Here’s one more thought. As I get older climbing in-and-out of stocking foot waders has become more of a hassle. Much of it has to do with reaching down to lace up those boots. Its a pain in the arse. On top of that my Simms waders are cut very tight and that adds to the problem. (see older post) So yesterday I brought along a folding chair. Man it made life a bunch easier. Going to do this all the time.
PS My day on the water reconfirmed my opinion of this Scott Meridian 7-weight. It’s a great rod. I was alone on the beach. But I just learned the beach will be closed starting on Saturday. Glad I got out!

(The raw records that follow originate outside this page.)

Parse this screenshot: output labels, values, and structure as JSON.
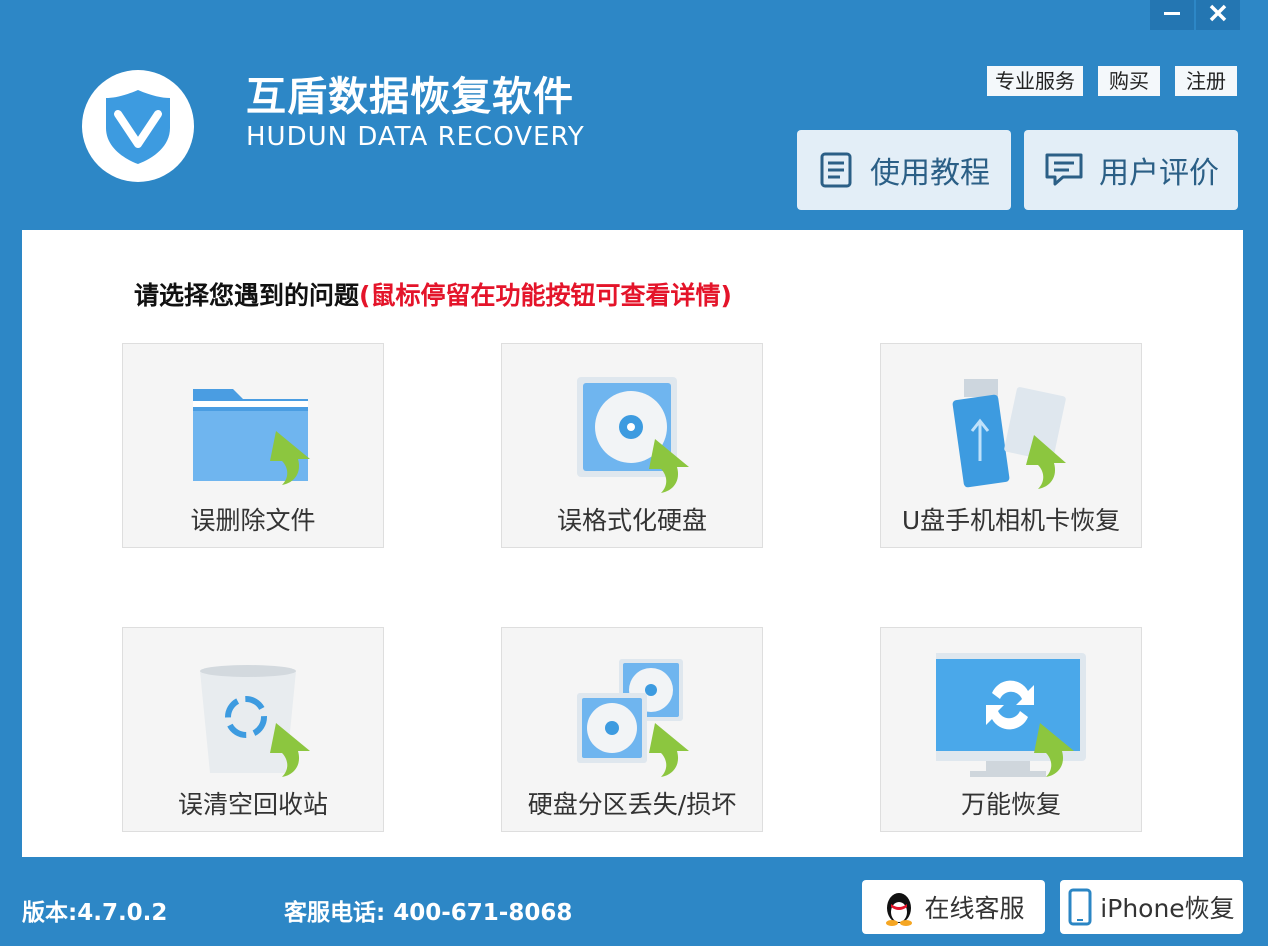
{
  "window": {
    "minimize_icon": "minimize-icon",
    "close_icon": "close-icon"
  },
  "header": {
    "title": "互盾数据恢复软件",
    "subtitle": "HUDUN DATA RECOVERY",
    "links": {
      "service": "专业服务",
      "buy": "购买",
      "register": "注册"
    },
    "buttons": {
      "tutorial": "使用教程",
      "reviews": "用户评价"
    }
  },
  "main": {
    "prompt": "请选择您遇到的问题",
    "prompt_hint": "(鼠标停留在功能按钮可查看详情)",
    "cards": [
      {
        "label": "误删除文件",
        "icon": "folder-restore-icon"
      },
      {
        "label": "误格式化硬盘",
        "icon": "disk-restore-icon"
      },
      {
        "label": "U盘手机相机卡恢复",
        "icon": "usb-card-restore-icon"
      },
      {
        "label": "误清空回收站",
        "icon": "recycle-bin-restore-icon"
      },
      {
        "label": "硬盘分区丢失/损坏",
        "icon": "partition-restore-icon"
      },
      {
        "label": "万能恢复",
        "icon": "monitor-restore-icon"
      }
    ]
  },
  "footer": {
    "version": "版本:4.7.0.2",
    "phone": "客服电话: 400-671-8068",
    "online_service": "在线客服",
    "iphone_recovery": "iPhone恢复"
  },
  "colors": {
    "chrome": "#2d87c6",
    "panel": "#ffffff",
    "hint": "#e4142a",
    "arrow": "#8cc63f",
    "icon_blue": "#3d9be0"
  }
}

Just whipped up some small Clousers. Now when I say small I don’t mean micro; these are size 1#. But by saltwater standards that is on the smaller side, unless you’re thinking bonefish ammunition. Heck here in the Northeast, 1/0 and 2/0 Clousers do the yeoman’s work. Probably whip up some of those critters next.
So why did I do size 1#? Well right at the moment there aren’t gobs of giant bass around. At least in Long Island Sound and its surrounding waters. So this is primarily a schoolie fishery and smaller flies and small rods are the best medicine. And if you hit yourself in the head a size 1# doesn’t hurt near halve as bad as a bigger one. Ha!
For these flies I’m using a Mustad C70SD Big Game hook. If perchance a monster munches on one, these hooks will hold. (Not sure these hooks are still available. Hell I wonder from year to year whether Mustad will make it.) I opted for no tail. The body is Bill’s Bodi Braid with a thin coat of clear UV acrylic. Medium dumbbell eye. Yes I could have used a smaller dumbbell, but the power of the Clouser lies in two factors. The ability to get down and the ability to “jig”on the retrieve. The medium dumbbell will do both better. Sea green bucktail wing. Flash on top, in this case pearl Mirage. Whole deal is about 2.5″ long. Very simple and yet very effective. And easy to deliver on a 7-weight fly rod. Hope you’re well. Keep Calm and Carry on.